The latest precipitation forecast from the California Rivers Forecast center shows very light snowfall developing Tuesday afternoon in the town of mammoth and upper elevations. Amounts will be in the 1 to 2 inch range in town and 3 to 5 inches on Mammoth Mtn by 4:00am Wednesday.  24 hour amounts for Wednesday in town will be in the 4 to 6 inch range with 6  to 12 inches on Mammoth Mtn by 4:00am Thursday.  Thursday; up to a foot in town and 15 to 24 inches over upper elevations. Expect Platinum Powder conditions Friday with Snow to water ratios possible at 15:1. So another foot is possible by Christmas morning on old Woolly. During the period Saturday through Tuesday Am, an additional 1 to 2 feet is possible over the upper elevations between Christmas and the following Tuesday. Of course all this will be subject to change as new guidance comes out every morning.

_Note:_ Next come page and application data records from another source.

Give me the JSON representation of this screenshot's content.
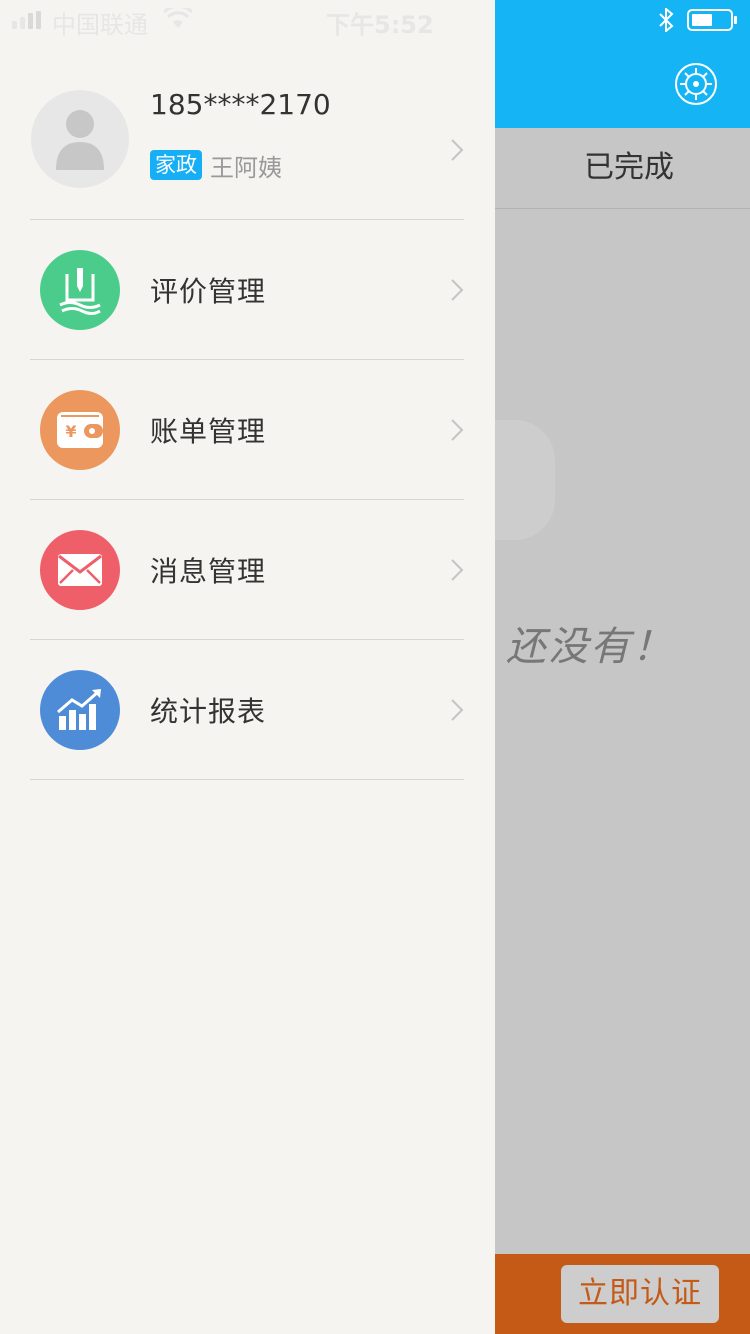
{
  "status_bar": {
    "carrier": "中国联通",
    "time": "下午5:52"
  },
  "profile": {
    "phone": "185****2170",
    "tag": "家政",
    "name": "王阿姨"
  },
  "menu": [
    {
      "label": "评价管理",
      "icon": "review-icon",
      "color": "#4ccc8b"
    },
    {
      "label": "账单管理",
      "icon": "wallet-icon",
      "color": "#eb975d"
    },
    {
      "label": "消息管理",
      "icon": "mail-icon",
      "color": "#ef5f6a"
    },
    {
      "label": "统计报表",
      "icon": "chart-icon",
      "color": "#4f8cd8"
    }
  ],
  "underlay": {
    "tab_done": "已完成",
    "empty_text": "还没有！",
    "certify_button": "立即认证",
    "header_color": "#15b5f5",
    "bottom_bar_color": "#c55a17"
  }
}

Evolution of pattern:

The latest  GFS ensemble run begins to show some hint of where the pattern is going.

The GFS 5 day means show the current position if the Eastern PAC Ridge at 160w north of Kauai and and amped. This positions the long wave Trof at 130west and strongly positively tilt. Over the next two weeks that ridge shifts east to 155w but most importantly deamplifies, so that the LW trof shifts to the western Great Basin by years end. This is a colder and drier pattern one that brings either outside or possibly Inside sliders. Cold, showery, windy pattern that possibly begins the new year. The models have been struggling with both the MJO and the various global models for the end of week 2.  My gut feeling is that the long wave trof will remain in the west, either out over the Eastern Pac or the Great Basin for the foreseeable future keeping the east milder than normal and the west stormy. I do not think that it is just coincidental that the EP high seems to like the Central North Pacific with the warm water pool sitting Beneath it. The next move would be reamplifacation to redevelop the western trof westward.  Snowfall;  with shift of the LW trof eastward, it is less likely that excessive snowfall amounts will occur over the next week or 2. And although many of the GFS deterministic runs of the GFS are still touting much larger snowfall amounts for our Sierra, they seem over done without a moderate or strong AR.  Nevertheless, 5 to 7+ feet of snowfall is nothing to sneeze at, especially during COVID. 😷